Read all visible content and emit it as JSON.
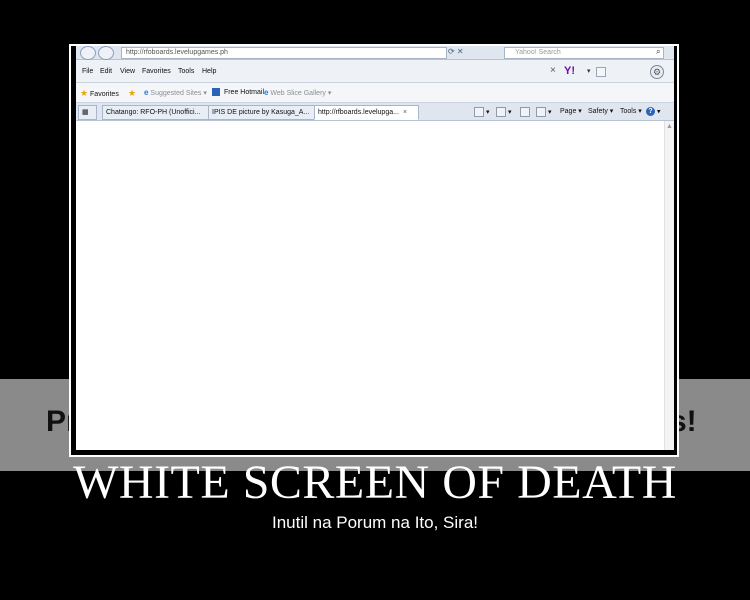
{
  "watermark": {
    "left_text": "Pr",
    "right_text": "s!"
  },
  "browser": {
    "address": "http://rfoboards.levelupgames.ph",
    "search_placeholder": "Yahoo! Search",
    "menu": [
      "File",
      "Edit",
      "View",
      "Favorites",
      "Tools",
      "Help"
    ],
    "yahoo_logo": "Y!",
    "favorites_bar": {
      "favorites": "Favorites",
      "suggested": "Suggested Sites",
      "hotmail": "Free Hotmail",
      "gallery": "Web Slice Gallery"
    },
    "tabs": [
      {
        "label": "Chatango: RFO-PH (Unoffici..."
      },
      {
        "label": "IPIS DE picture by Kasuga_A..."
      },
      {
        "label": "http://rfboards.levelupga..."
      }
    ],
    "toolbar": {
      "page": "Page",
      "safety": "Safety",
      "tools": "Tools"
    },
    "icons": {
      "home": "home-icon",
      "feeds": "feeds-icon",
      "mail": "mail-icon",
      "print": "print-icon",
      "help": "help-icon",
      "settings": "gear-icon"
    }
  },
  "poster": {
    "title": "WHITE SCREEN OF DEATH",
    "subtitle": "Inutil na Porum na Ito, Sira!"
  }
}
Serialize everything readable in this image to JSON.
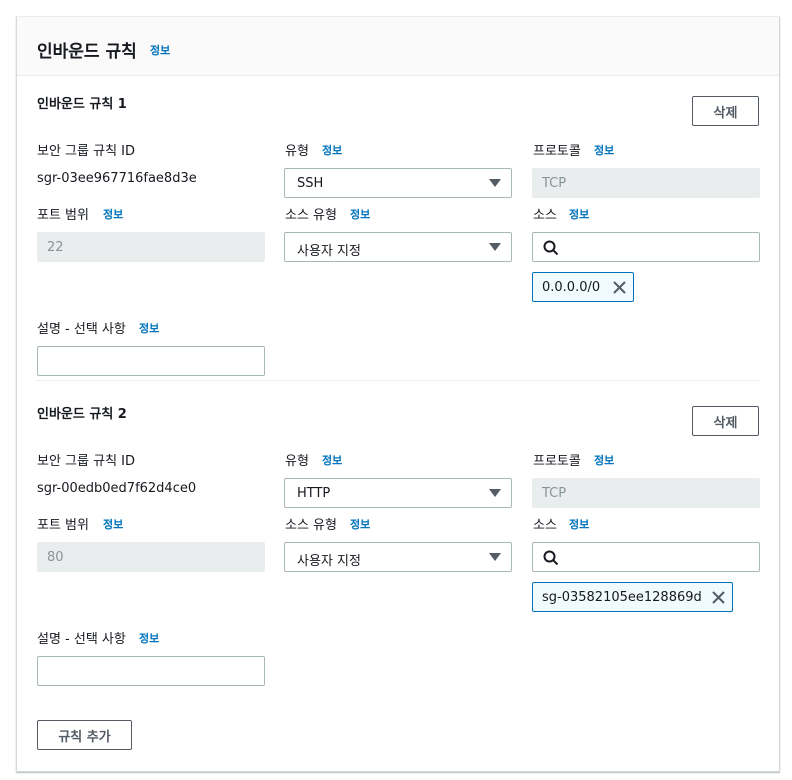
{
  "header": {
    "title": "인바운드 규칙",
    "info": "정보"
  },
  "labels": {
    "rule_id": "보안 그룹 규칙 ID",
    "type": "유형",
    "protocol": "프로토콜",
    "port_range": "포트 범위",
    "source_type": "소스 유형",
    "source": "소스",
    "description": "설명 - 선택 사항",
    "info": "정보",
    "delete": "삭제"
  },
  "rules": [
    {
      "title": "인바운드 규칙 1",
      "rule_id": "sgr-03ee967716fae8d3e",
      "type": "SSH",
      "protocol": "TCP",
      "port_range": "22",
      "source_type": "사용자 지정",
      "source_token": "0.0.0.0/0",
      "description": ""
    },
    {
      "title": "인바운드 규칙 2",
      "rule_id": "sgr-00edb0ed7f62d4ce0",
      "type": "HTTP",
      "protocol": "TCP",
      "port_range": "80",
      "source_type": "사용자 지정",
      "source_token": "sg-03582105ee128869d",
      "description": ""
    }
  ],
  "footer": {
    "add_rule": "규칙 추가"
  }
}
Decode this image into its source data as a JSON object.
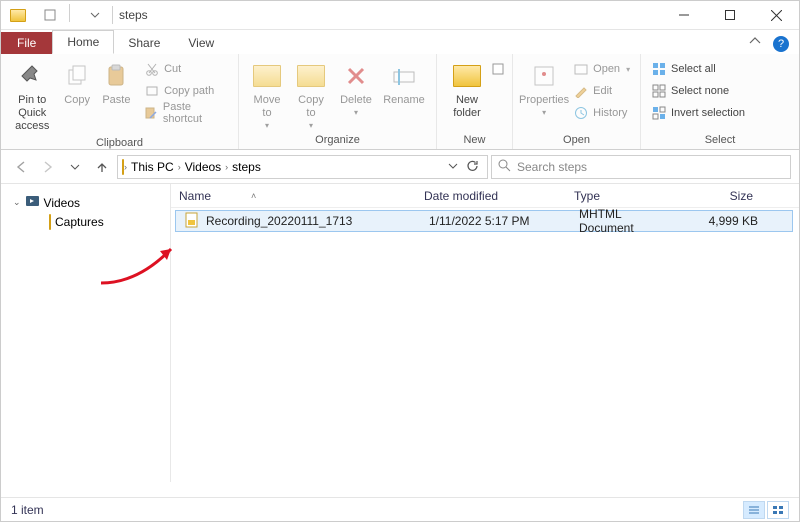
{
  "window": {
    "title": "steps"
  },
  "tabs": {
    "file": "File",
    "home": "Home",
    "share": "Share",
    "view": "View"
  },
  "ribbon": {
    "clipboard": {
      "label": "Clipboard",
      "pin": "Pin to Quick\naccess",
      "copy": "Copy",
      "paste": "Paste",
      "cut": "Cut",
      "copy_path": "Copy path",
      "paste_shortcut": "Paste shortcut"
    },
    "organize": {
      "label": "Organize",
      "move_to": "Move\nto",
      "copy_to": "Copy\nto",
      "delete": "Delete",
      "rename": "Rename"
    },
    "new": {
      "label": "New",
      "new_folder": "New\nfolder"
    },
    "open": {
      "label": "Open",
      "properties": "Properties",
      "open": "Open",
      "edit": "Edit",
      "history": "History"
    },
    "select": {
      "label": "Select",
      "select_all": "Select all",
      "select_none": "Select none",
      "invert": "Invert selection"
    }
  },
  "breadcrumb": {
    "seg1": "This PC",
    "seg2": "Videos",
    "seg3": "steps"
  },
  "search": {
    "placeholder": "Search steps"
  },
  "tree": {
    "videos": "Videos",
    "captures": "Captures"
  },
  "columns": {
    "name": "Name",
    "date": "Date modified",
    "type": "Type",
    "size": "Size"
  },
  "files": [
    {
      "name": "Recording_20220111_1713",
      "date": "1/11/2022 5:17 PM",
      "type": "MHTML Document",
      "size": "4,999 KB"
    }
  ],
  "status": {
    "count": "1 item"
  }
}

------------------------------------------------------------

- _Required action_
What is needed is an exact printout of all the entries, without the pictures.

- _Response box_
Read all visible content and emit it as JSON.
{
  "watermark": {
    "left_text": "Pr",
    "right_text": "s!"
  },
  "browser": {
    "address": "http://rfoboards.levelupgames.ph",
    "search_placeholder": "Yahoo! Search",
    "menu": [
      "File",
      "Edit",
      "View",
      "Favorites",
      "Tools",
      "Help"
    ],
    "yahoo_logo": "Y!",
    "favorites_bar": {
      "favorites": "Favorites",
      "suggested": "Suggested Sites",
      "hotmail": "Free Hotmail",
      "gallery": "Web Slice Gallery"
    },
    "tabs": [
      {
        "label": "Chatango: RFO-PH (Unoffici..."
      },
      {
        "label": "IPIS DE picture by Kasuga_A..."
      },
      {
        "label": "http://rfboards.levelupga..."
      }
    ],
    "toolbar": {
      "page": "Page",
      "safety": "Safety",
      "tools": "Tools"
    },
    "icons": {
      "home": "home-icon",
      "feeds": "feeds-icon",
      "mail": "mail-icon",
      "print": "print-icon",
      "help": "help-icon",
      "settings": "gear-icon"
    }
  },
  "poster": {
    "title": "WHITE SCREEN OF DEATH",
    "subtitle": "Inutil na Porum na Ito, Sira!"
  }
}
Serialize everything readable in this image to JSON.
{
  "header": {
    "title": "인바운드 규칙",
    "info": "정보"
  },
  "labels": {
    "rule_id": "보안 그룹 규칙 ID",
    "type": "유형",
    "protocol": "프로토콜",
    "port_range": "포트 범위",
    "source_type": "소스 유형",
    "source": "소스",
    "description": "설명 - 선택 사항",
    "info": "정보",
    "delete": "삭제"
  },
  "rules": [
    {
      "title": "인바운드 규칙 1",
      "rule_id": "sgr-03ee967716fae8d3e",
      "type": "SSH",
      "protocol": "TCP",
      "port_range": "22",
      "source_type": "사용자 지정",
      "source_token": "0.0.0.0/0",
      "description": ""
    },
    {
      "title": "인바운드 규칙 2",
      "rule_id": "sgr-00edb0ed7f62d4ce0",
      "type": "HTTP",
      "protocol": "TCP",
      "port_range": "80",
      "source_type": "사용자 지정",
      "source_token": "sg-03582105ee128869d",
      "description": ""
    }
  ],
  "footer": {
    "add_rule": "규칙 추가"
  }
}
Decode this image into its source data as a JSON object.
{
  "window": {
    "title": "steps"
  },
  "tabs": {
    "file": "File",
    "home": "Home",
    "share": "Share",
    "view": "View"
  },
  "ribbon": {
    "clipboard": {
      "label": "Clipboard",
      "pin": "Pin to Quick\naccess",
      "copy": "Copy",
      "paste": "Paste",
      "cut": "Cut",
      "copy_path": "Copy path",
      "paste_shortcut": "Paste shortcut"
    },
    "organize": {
      "label": "Organize",
      "move_to": "Move\nto",
      "copy_to": "Copy\nto",
      "delete": "Delete",
      "rename": "Rename"
    },
    "new": {
      "label": "New",
      "new_folder": "New\nfolder"
    },
    "open": {
      "label": "Open",
      "properties": "Properties",
      "open": "Open",
      "edit": "Edit",
      "history": "History"
    },
    "select": {
      "label": "Select",
      "select_all": "Select all",
      "select_none": "Select none",
      "invert": "Invert selection"
    }
  },
  "breadcrumb": {
    "seg1": "This PC",
    "seg2": "Videos",
    "seg3": "steps"
  },
  "search": {
    "placeholder": "Search steps"
  },
  "tree": {
    "videos": "Videos",
    "captures": "Captures"
  },
  "columns": {
    "name": "Name",
    "date": "Date modified",
    "type": "Type",
    "size": "Size"
  },
  "files": [
    {
      "name": "Recording_20220111_1713",
      "date": "1/11/2022 5:17 PM",
      "type": "MHTML Document",
      "size": "4,999 KB"
    }
  ],
  "status": {
    "count": "1 item"
  }
}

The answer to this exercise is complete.